───── Given data ─────
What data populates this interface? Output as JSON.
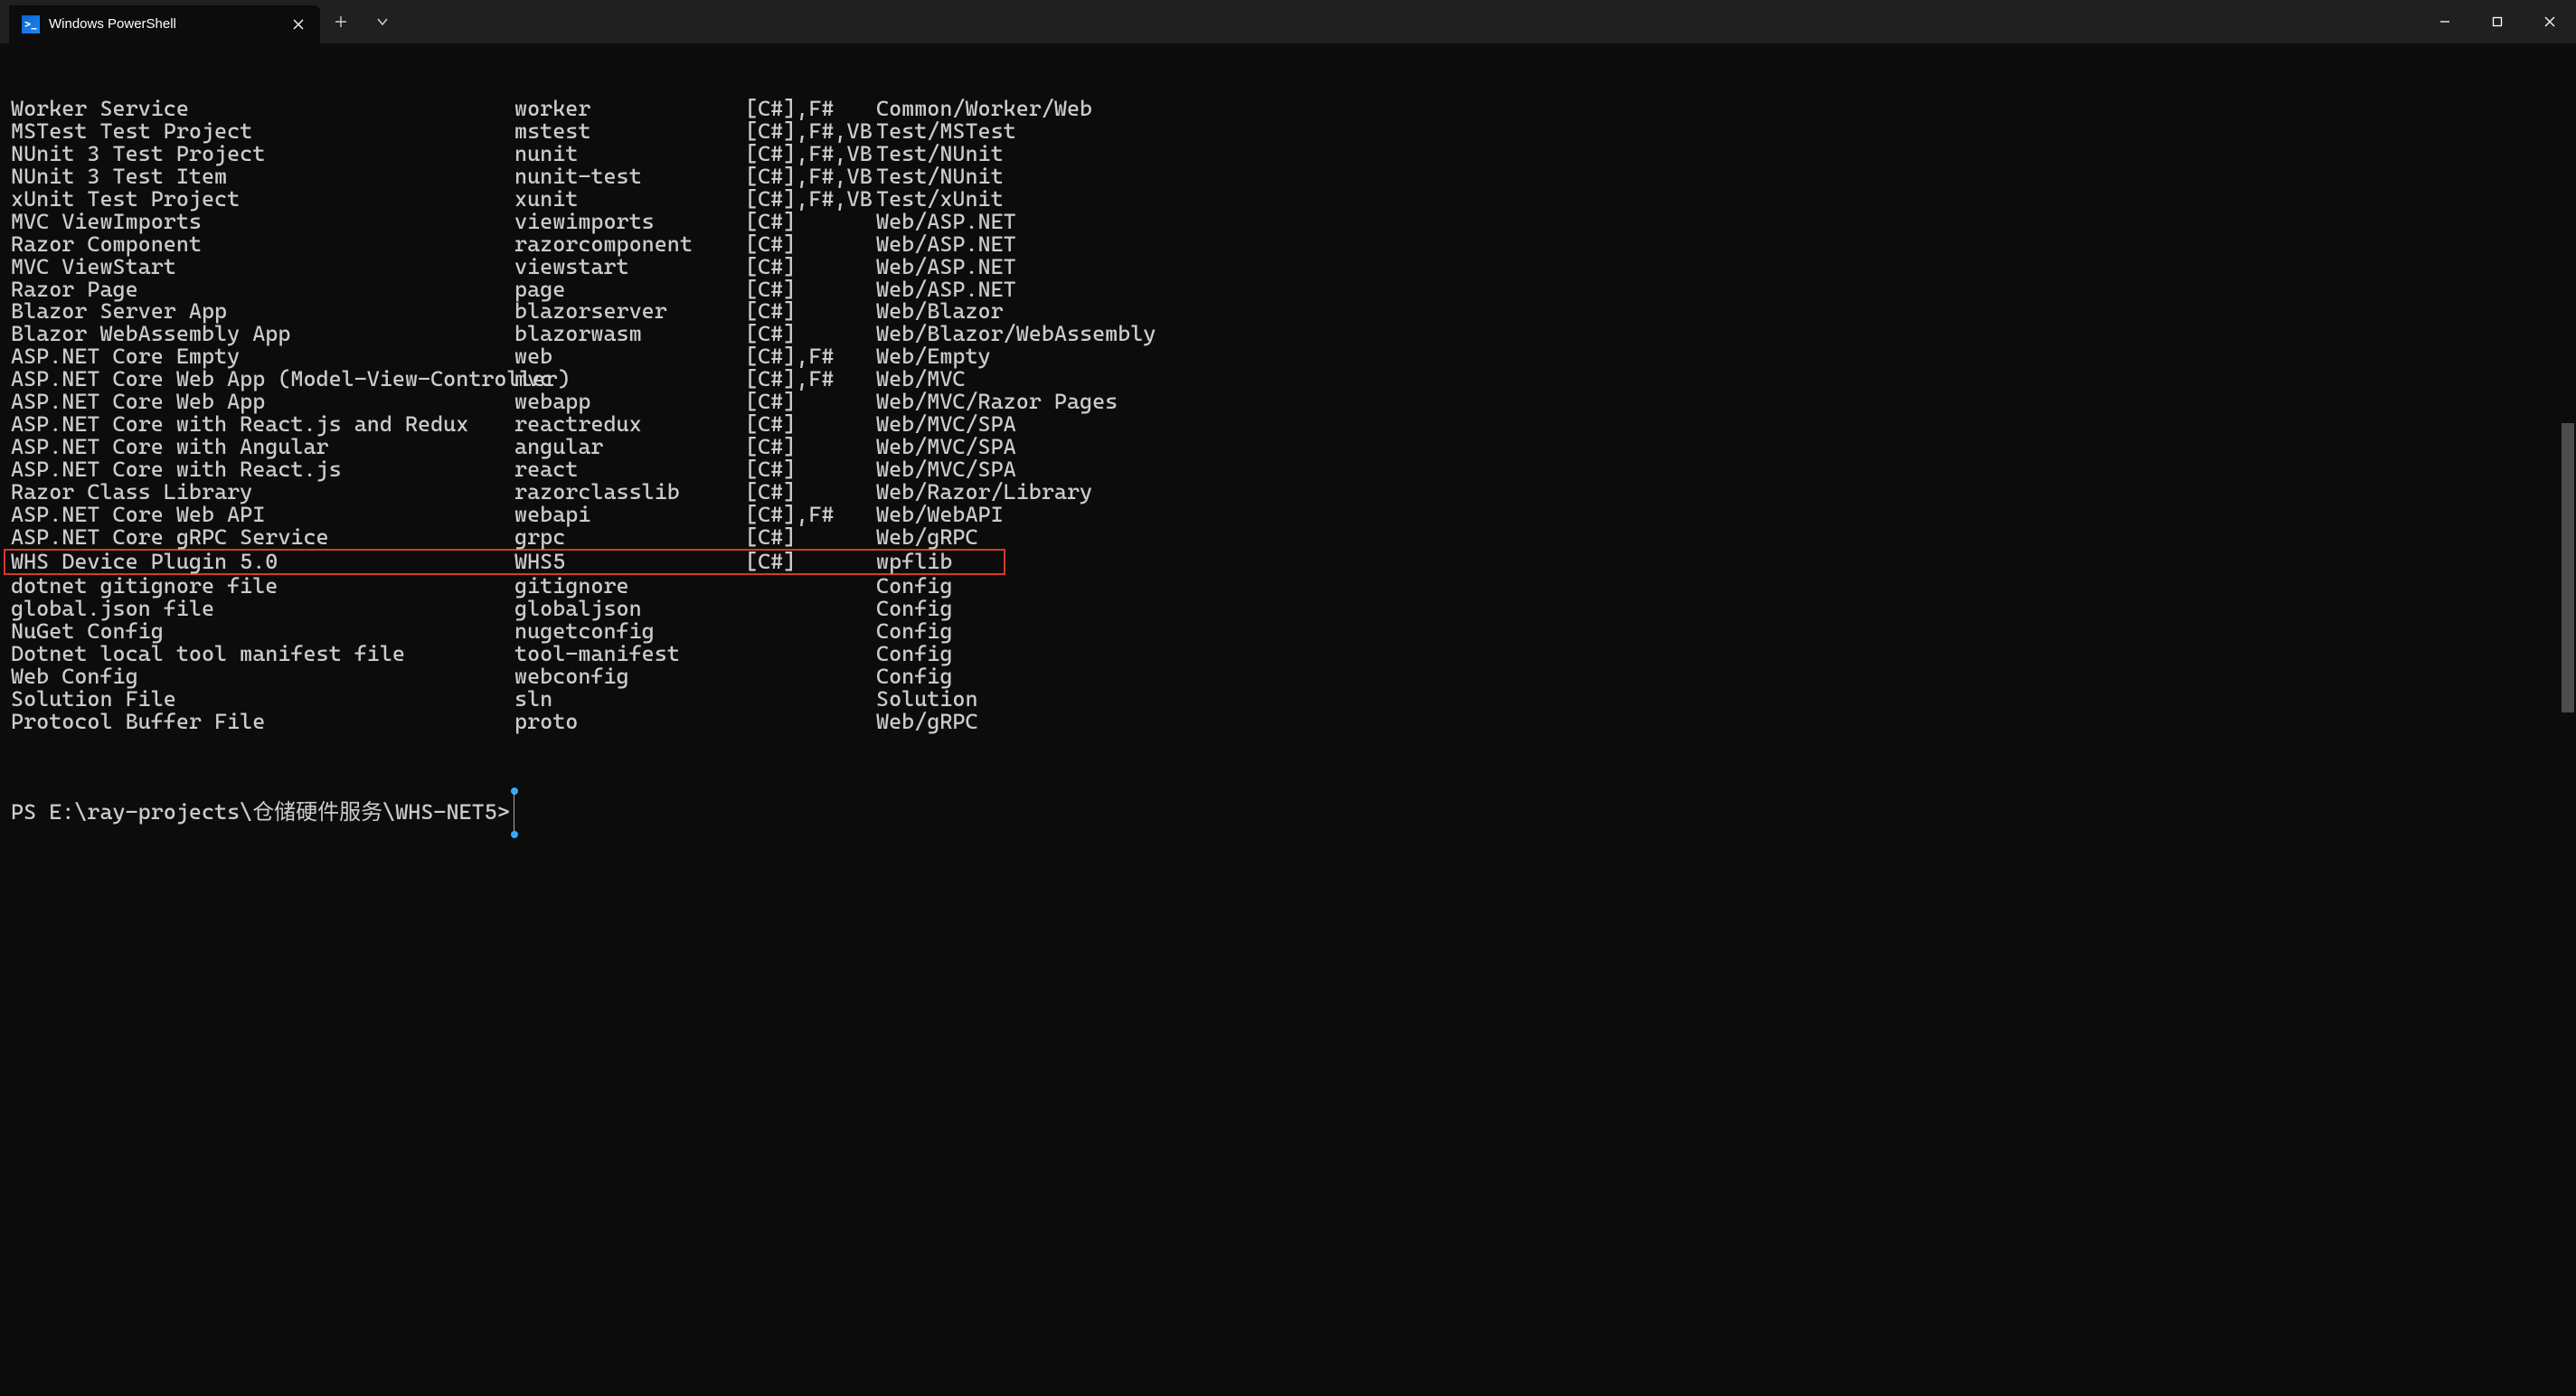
{
  "tab": {
    "title": "Windows PowerShell",
    "icon": "powershell-icon"
  },
  "rows": [
    {
      "name": "Worker Service",
      "short": "worker",
      "langs": "[C#],F#",
      "tags": "Common/Worker/Web"
    },
    {
      "name": "MSTest Test Project",
      "short": "mstest",
      "langs": "[C#],F#,VB",
      "tags": "Test/MSTest"
    },
    {
      "name": "NUnit 3 Test Project",
      "short": "nunit",
      "langs": "[C#],F#,VB",
      "tags": "Test/NUnit"
    },
    {
      "name": "NUnit 3 Test Item",
      "short": "nunit-test",
      "langs": "[C#],F#,VB",
      "tags": "Test/NUnit"
    },
    {
      "name": "xUnit Test Project",
      "short": "xunit",
      "langs": "[C#],F#,VB",
      "tags": "Test/xUnit"
    },
    {
      "name": "MVC ViewImports",
      "short": "viewimports",
      "langs": "[C#]",
      "tags": "Web/ASP.NET"
    },
    {
      "name": "Razor Component",
      "short": "razorcomponent",
      "langs": "[C#]",
      "tags": "Web/ASP.NET"
    },
    {
      "name": "MVC ViewStart",
      "short": "viewstart",
      "langs": "[C#]",
      "tags": "Web/ASP.NET"
    },
    {
      "name": "Razor Page",
      "short": "page",
      "langs": "[C#]",
      "tags": "Web/ASP.NET"
    },
    {
      "name": "Blazor Server App",
      "short": "blazorserver",
      "langs": "[C#]",
      "tags": "Web/Blazor"
    },
    {
      "name": "Blazor WebAssembly App",
      "short": "blazorwasm",
      "langs": "[C#]",
      "tags": "Web/Blazor/WebAssembly"
    },
    {
      "name": "ASP.NET Core Empty",
      "short": "web",
      "langs": "[C#],F#",
      "tags": "Web/Empty"
    },
    {
      "name": "ASP.NET Core Web App (Model-View-Controller)",
      "short": "mvc",
      "langs": "[C#],F#",
      "tags": "Web/MVC"
    },
    {
      "name": "ASP.NET Core Web App",
      "short": "webapp",
      "langs": "[C#]",
      "tags": "Web/MVC/Razor Pages"
    },
    {
      "name": "ASP.NET Core with React.js and Redux",
      "short": "reactredux",
      "langs": "[C#]",
      "tags": "Web/MVC/SPA"
    },
    {
      "name": "ASP.NET Core with Angular",
      "short": "angular",
      "langs": "[C#]",
      "tags": "Web/MVC/SPA"
    },
    {
      "name": "ASP.NET Core with React.js",
      "short": "react",
      "langs": "[C#]",
      "tags": "Web/MVC/SPA"
    },
    {
      "name": "Razor Class Library",
      "short": "razorclasslib",
      "langs": "[C#]",
      "tags": "Web/Razor/Library"
    },
    {
      "name": "ASP.NET Core Web API",
      "short": "webapi",
      "langs": "[C#],F#",
      "tags": "Web/WebAPI"
    },
    {
      "name": "ASP.NET Core gRPC Service",
      "short": "grpc",
      "langs": "[C#]",
      "tags": "Web/gRPC"
    },
    {
      "name": "WHS Device Plugin 5.0",
      "short": "WHS5",
      "langs": "[C#]",
      "tags": "wpflib",
      "highlight": true
    },
    {
      "name": "dotnet gitignore file",
      "short": "gitignore",
      "langs": "",
      "tags": "Config"
    },
    {
      "name": "global.json file",
      "short": "globaljson",
      "langs": "",
      "tags": "Config"
    },
    {
      "name": "NuGet Config",
      "short": "nugetconfig",
      "langs": "",
      "tags": "Config"
    },
    {
      "name": "Dotnet local tool manifest file",
      "short": "tool-manifest",
      "langs": "",
      "tags": "Config"
    },
    {
      "name": "Web Config",
      "short": "webconfig",
      "langs": "",
      "tags": "Config"
    },
    {
      "name": "Solution File",
      "short": "sln",
      "langs": "",
      "tags": "Solution"
    },
    {
      "name": "Protocol Buffer File",
      "short": "proto",
      "langs": "",
      "tags": "Web/gRPC"
    }
  ],
  "prompt": "PS E:\\ray-projects\\仓储硬件服务\\WHS-NET5>"
}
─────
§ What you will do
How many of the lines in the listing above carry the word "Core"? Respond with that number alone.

§ Response to the task
8